- Problem -
When the string "Edges" occurs in a line of the listing below, return that line.

- Supplied data -
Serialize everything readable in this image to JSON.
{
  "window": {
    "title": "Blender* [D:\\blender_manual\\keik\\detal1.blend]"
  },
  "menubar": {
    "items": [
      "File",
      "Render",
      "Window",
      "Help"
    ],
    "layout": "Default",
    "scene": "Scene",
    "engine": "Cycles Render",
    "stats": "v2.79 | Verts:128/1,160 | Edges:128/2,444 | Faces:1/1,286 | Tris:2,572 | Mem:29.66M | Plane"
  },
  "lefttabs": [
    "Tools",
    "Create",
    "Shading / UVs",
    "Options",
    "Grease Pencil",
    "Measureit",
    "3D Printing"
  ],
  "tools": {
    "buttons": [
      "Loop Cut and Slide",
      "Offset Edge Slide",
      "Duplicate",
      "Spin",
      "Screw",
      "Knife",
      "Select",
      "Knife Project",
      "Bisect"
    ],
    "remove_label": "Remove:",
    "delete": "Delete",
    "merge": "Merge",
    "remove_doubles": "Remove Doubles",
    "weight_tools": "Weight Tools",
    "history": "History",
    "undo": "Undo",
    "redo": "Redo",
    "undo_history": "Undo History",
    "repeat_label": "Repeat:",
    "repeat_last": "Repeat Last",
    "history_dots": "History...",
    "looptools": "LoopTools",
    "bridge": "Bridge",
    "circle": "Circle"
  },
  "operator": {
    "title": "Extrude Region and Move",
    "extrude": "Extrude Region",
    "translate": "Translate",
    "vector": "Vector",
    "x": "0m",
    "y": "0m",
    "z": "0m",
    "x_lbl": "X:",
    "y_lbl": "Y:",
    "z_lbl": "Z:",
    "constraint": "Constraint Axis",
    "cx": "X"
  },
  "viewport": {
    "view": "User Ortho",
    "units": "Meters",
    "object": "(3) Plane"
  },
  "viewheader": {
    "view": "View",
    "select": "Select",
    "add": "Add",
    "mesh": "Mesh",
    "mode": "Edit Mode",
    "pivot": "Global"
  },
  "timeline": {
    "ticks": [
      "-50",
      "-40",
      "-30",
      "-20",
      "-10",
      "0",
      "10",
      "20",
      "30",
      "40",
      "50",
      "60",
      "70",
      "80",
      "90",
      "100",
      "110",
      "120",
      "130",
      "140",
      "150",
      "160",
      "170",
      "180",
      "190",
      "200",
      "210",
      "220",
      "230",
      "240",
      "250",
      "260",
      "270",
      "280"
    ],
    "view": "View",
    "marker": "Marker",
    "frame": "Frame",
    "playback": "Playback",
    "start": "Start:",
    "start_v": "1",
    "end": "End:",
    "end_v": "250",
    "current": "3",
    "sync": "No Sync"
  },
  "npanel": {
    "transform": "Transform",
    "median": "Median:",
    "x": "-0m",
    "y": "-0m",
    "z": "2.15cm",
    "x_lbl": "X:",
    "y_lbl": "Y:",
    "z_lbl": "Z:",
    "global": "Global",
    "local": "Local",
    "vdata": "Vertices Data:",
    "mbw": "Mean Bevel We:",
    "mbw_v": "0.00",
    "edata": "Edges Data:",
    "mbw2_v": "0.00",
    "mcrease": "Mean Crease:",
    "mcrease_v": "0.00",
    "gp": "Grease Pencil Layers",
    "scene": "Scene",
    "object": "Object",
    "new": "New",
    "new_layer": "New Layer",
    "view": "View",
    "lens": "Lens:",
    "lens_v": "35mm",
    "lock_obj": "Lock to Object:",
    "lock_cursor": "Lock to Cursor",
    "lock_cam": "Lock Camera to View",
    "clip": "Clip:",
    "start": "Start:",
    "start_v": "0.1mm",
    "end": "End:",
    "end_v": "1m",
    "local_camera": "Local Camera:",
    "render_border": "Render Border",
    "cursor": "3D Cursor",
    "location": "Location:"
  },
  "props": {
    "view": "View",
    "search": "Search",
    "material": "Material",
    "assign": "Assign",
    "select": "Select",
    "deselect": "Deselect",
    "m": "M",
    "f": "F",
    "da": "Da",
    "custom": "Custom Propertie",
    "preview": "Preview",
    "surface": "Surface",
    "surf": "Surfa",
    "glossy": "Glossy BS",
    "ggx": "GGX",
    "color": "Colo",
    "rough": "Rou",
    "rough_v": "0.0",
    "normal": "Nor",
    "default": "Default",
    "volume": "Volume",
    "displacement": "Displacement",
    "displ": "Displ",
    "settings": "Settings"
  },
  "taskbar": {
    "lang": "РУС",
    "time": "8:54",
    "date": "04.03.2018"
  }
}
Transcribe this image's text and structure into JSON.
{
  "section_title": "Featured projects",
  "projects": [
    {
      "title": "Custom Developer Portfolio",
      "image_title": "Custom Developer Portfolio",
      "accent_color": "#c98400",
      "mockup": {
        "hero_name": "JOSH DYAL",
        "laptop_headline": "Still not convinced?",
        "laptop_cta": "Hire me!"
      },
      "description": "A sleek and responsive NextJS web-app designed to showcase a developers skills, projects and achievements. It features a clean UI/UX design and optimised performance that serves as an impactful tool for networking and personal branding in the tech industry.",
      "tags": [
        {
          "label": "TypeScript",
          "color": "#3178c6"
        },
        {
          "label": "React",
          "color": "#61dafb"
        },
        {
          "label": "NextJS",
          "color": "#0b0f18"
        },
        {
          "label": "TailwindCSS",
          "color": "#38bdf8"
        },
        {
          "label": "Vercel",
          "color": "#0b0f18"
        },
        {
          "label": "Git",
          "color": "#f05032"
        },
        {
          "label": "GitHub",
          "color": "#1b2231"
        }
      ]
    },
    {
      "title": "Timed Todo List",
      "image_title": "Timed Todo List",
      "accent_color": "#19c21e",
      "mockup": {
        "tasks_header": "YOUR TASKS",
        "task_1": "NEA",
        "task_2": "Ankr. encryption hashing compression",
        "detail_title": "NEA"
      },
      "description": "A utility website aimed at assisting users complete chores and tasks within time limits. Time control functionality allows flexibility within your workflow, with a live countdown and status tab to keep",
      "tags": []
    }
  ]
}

- The answer -
    "stats": "v2.79 | Verts:128/1,160 | Edges:128/2,444 | Faces:1/1,286 | Tris:2,572 | Mem:29.66M | Plane"
    "edata": "Edges Data:",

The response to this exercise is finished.